EDUCATION Several education bills are making their way through the Legislature this year. One details how funding would be distributed to charter schools and creates the Florida Institute for Charter School Innovation at Florida State University. The Institute’s mission is to research policy related to charter school accountability, instruction, finance management and operations. Charter schools may use the Institute as a resource as they move through the approval process. Another bill would allow parents to move their child to any school in the state, as long as the school is not over capacity. It would also set guidelines for parents to switch teachers within the same school. Schools that chose to require school uniforms will get a financial incentive to do so if another bill becomes law. Finally, the Legislature will change how penalties are calculated for schools that are not in compliance with class size requirements.
PERSONAL LEARNING SCHOLARSHIPS Created last session, the Florida PLSA program allows special needs K-12 students to apply for scholarship funds that may be used for, among other things, instructional materials, curriculum, specialized services, enrollment and tuition. The Legislature is on course to expand the program by broadening the definition of autism and include students who have muscular dystrophy. The scholarships will also be available for private school students as well as eligible three and four year olds. Expansion of the PLSA is a priority of House and Senate Leadership.
FLORIDA HIGH SCHOOL ATHLETIC ASSOCIATION Although it would still remain illegal for high schools to actively recruit players, a bill would make it easier for transferring students to participate in their new high school’s athletic program without taking the previously mandatory year break from sports. Children who are home schooled or attend private school would be able to participate in any public school’s athletic program. Most controversial, the measure would overhaul the current structure of the FHSAA board and allow the Education Commissioner to decide in 2017 whether to keep the FHSAA or replace it with another non-profit board.

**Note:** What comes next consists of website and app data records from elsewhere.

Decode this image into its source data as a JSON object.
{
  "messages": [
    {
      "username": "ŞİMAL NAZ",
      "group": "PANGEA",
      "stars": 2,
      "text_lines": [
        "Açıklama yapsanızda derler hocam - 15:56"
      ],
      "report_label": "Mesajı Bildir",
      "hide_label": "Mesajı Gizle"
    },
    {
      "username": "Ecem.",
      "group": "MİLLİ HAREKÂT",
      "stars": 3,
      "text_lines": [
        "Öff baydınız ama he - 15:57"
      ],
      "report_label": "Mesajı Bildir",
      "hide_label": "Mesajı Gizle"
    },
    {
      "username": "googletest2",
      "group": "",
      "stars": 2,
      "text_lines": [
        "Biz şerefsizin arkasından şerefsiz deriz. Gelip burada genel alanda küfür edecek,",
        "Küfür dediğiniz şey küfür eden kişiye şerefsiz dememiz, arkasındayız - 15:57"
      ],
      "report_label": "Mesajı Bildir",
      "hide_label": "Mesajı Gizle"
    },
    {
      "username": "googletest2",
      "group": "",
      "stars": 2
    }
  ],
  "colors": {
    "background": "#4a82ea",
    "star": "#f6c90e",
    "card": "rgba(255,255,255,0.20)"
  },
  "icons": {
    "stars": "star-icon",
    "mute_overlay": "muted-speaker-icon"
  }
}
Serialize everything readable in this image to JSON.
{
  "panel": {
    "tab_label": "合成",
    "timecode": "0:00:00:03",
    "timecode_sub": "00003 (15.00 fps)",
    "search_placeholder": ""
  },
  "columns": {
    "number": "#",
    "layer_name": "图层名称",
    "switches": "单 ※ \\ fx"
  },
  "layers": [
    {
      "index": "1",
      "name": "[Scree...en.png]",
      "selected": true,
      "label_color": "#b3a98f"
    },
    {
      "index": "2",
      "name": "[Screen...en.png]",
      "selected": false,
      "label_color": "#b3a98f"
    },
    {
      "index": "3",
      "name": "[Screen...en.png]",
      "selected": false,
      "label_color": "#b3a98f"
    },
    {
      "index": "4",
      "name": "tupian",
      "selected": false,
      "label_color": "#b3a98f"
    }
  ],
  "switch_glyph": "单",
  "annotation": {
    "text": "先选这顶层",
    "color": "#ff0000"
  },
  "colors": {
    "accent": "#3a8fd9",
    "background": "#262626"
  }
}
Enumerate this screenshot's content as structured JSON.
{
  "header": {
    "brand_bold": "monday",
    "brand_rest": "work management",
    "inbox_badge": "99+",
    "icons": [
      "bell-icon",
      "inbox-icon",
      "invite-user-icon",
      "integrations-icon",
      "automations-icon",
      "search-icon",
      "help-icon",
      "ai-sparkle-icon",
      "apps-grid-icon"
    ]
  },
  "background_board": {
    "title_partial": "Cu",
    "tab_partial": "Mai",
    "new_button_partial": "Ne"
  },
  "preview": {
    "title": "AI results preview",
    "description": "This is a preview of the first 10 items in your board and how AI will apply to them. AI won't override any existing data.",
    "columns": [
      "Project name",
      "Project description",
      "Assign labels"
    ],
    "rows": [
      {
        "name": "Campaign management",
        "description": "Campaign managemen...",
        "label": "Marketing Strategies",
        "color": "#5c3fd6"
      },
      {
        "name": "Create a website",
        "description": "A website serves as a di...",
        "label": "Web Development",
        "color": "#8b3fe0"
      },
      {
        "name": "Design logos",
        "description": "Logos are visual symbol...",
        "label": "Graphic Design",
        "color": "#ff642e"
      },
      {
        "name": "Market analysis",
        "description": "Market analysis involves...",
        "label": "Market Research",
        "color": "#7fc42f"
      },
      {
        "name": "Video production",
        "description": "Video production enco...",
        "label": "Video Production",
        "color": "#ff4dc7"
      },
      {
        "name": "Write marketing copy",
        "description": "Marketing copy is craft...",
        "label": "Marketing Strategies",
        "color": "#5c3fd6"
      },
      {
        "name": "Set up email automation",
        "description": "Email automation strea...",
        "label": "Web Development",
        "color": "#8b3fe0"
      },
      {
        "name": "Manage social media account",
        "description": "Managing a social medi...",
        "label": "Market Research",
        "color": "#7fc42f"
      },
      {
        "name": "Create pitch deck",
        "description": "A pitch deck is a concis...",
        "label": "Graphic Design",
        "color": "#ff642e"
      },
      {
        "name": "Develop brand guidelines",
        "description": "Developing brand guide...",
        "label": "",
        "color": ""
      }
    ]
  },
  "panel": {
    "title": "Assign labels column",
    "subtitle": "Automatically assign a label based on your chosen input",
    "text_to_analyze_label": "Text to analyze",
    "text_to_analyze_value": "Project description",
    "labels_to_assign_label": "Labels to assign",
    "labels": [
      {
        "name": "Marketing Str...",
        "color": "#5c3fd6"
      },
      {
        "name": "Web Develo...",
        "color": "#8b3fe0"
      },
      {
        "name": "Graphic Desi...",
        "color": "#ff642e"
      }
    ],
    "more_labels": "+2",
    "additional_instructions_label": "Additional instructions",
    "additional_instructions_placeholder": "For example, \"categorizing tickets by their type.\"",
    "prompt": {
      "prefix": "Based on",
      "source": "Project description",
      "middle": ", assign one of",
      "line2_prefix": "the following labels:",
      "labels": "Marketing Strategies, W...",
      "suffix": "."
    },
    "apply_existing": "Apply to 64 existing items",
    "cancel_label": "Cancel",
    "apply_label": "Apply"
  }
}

COLLEGE TEXT BOOKS Governor Scott announced his intention to eliminate the sales tax on college textbooks. The average saving per student would be roughly $60. Should the tax break be endorsed by the Legislature, it would cost $41 million in lost revenue.